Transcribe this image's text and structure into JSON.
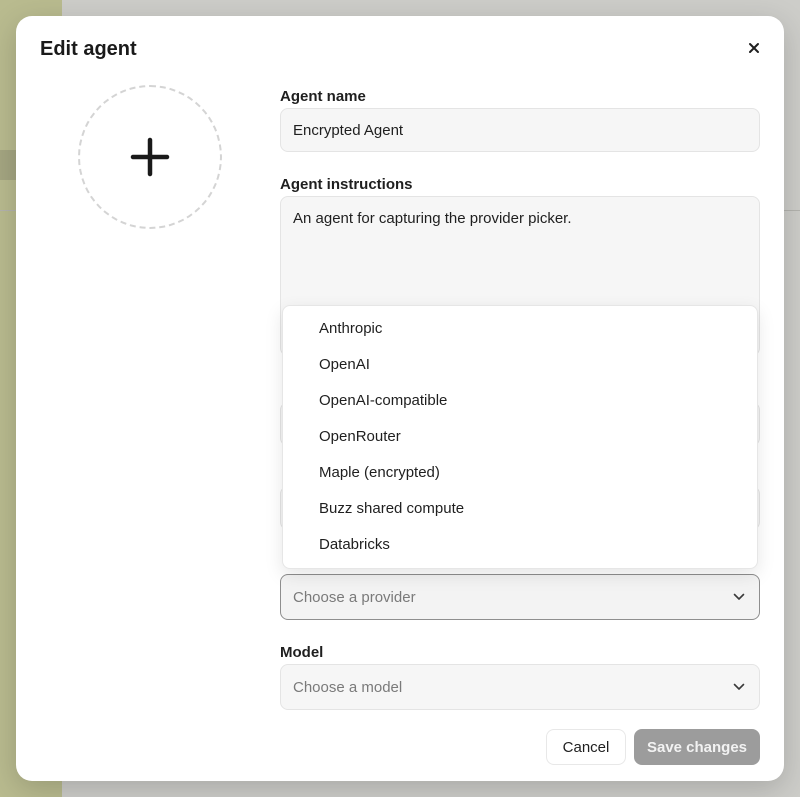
{
  "modal": {
    "title": "Edit agent",
    "close_icon": "close-icon",
    "avatar_icon": "plus-icon"
  },
  "fields": {
    "name_label": "Agent name",
    "name_value": "Encrypted Agent",
    "instructions_label": "Agent instructions",
    "instructions_value": "An agent for capturing the provider picker.",
    "provider_placeholder": "Choose a provider",
    "model_label": "Model",
    "model_placeholder": "Choose a model"
  },
  "dropdown": {
    "options": [
      "Anthropic",
      "OpenAI",
      "OpenAI-compatible",
      "OpenRouter",
      "Maple (encrypted)",
      "Buzz shared compute",
      "Databricks"
    ]
  },
  "actions": {
    "cancel_label": "Cancel",
    "save_label": "Save changes"
  },
  "colors": {
    "save_disabled": "#9c9c9c",
    "modal_bg": "#ffffff"
  }
}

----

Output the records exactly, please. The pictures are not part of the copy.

:: Answer for the task ::
Transcribe this image's text and structure into JSON.
{
  "modal": {
    "title": "Edit agent",
    "close_icon": "close-icon",
    "avatar_icon": "plus-icon"
  },
  "fields": {
    "name_label": "Agent name",
    "name_value": "Encrypted Agent",
    "instructions_label": "Agent instructions",
    "instructions_value": "An agent for capturing the provider picker.",
    "provider_placeholder": "Choose a provider",
    "model_label": "Model",
    "model_placeholder": "Choose a model"
  },
  "dropdown": {
    "options": [
      "Anthropic",
      "OpenAI",
      "OpenAI-compatible",
      "OpenRouter",
      "Maple (encrypted)",
      "Buzz shared compute",
      "Databricks"
    ]
  },
  "actions": {
    "cancel_label": "Cancel",
    "save_label": "Save changes"
  },
  "colors": {
    "save_disabled": "#9c9c9c",
    "modal_bg": "#ffffff"
  }
}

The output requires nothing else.